[Required work] Each line in the entries below that holds the word "this" belongs in the answer.

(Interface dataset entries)
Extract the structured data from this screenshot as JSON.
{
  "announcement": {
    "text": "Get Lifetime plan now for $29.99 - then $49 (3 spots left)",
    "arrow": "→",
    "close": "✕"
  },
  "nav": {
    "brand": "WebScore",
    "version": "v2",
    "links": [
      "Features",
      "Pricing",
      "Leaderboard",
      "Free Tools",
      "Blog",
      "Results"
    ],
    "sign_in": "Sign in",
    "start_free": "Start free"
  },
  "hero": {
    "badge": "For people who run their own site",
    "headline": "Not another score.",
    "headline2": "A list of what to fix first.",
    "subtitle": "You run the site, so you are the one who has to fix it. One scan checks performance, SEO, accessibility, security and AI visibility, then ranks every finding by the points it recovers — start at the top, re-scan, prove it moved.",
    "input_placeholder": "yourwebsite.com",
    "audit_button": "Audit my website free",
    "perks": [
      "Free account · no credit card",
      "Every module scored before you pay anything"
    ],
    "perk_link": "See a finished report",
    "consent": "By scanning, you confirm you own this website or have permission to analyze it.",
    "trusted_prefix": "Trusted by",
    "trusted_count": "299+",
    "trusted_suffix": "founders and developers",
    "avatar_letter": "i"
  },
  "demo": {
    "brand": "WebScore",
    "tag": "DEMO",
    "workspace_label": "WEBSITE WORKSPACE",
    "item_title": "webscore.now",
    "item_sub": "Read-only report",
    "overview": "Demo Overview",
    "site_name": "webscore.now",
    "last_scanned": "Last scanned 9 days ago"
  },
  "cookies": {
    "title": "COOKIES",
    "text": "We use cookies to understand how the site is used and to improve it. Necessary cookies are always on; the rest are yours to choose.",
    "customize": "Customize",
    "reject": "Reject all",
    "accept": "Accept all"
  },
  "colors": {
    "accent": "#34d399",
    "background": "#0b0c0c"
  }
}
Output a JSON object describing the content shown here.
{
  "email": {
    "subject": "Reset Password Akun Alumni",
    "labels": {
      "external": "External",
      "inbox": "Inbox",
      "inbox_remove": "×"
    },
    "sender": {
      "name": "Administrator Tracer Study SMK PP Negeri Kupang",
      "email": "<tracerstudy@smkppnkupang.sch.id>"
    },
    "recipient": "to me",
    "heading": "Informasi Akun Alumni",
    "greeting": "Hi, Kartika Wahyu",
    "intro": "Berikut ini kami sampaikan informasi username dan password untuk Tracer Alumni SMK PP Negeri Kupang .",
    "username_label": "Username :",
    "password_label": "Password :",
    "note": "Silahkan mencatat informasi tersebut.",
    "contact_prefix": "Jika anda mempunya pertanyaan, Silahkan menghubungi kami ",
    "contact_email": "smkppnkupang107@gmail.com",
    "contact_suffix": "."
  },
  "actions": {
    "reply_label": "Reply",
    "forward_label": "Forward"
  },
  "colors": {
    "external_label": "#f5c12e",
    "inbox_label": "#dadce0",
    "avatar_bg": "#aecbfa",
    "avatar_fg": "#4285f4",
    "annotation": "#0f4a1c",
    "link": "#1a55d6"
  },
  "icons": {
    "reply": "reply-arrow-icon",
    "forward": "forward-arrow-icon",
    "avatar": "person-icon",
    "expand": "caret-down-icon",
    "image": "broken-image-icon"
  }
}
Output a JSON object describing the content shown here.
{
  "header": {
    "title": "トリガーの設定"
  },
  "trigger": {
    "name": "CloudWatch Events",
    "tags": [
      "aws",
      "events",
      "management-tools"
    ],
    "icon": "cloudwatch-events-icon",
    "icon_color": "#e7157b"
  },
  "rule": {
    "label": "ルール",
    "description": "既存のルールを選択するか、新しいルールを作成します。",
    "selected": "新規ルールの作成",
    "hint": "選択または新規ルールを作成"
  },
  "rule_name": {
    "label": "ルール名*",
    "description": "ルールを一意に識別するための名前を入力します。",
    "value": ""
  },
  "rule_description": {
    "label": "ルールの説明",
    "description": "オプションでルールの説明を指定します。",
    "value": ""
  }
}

[Response]
Extract the structured data from this screenshot as JSON.
    "consent": "By scanning, you confirm you own this website or have permission to analyze it.",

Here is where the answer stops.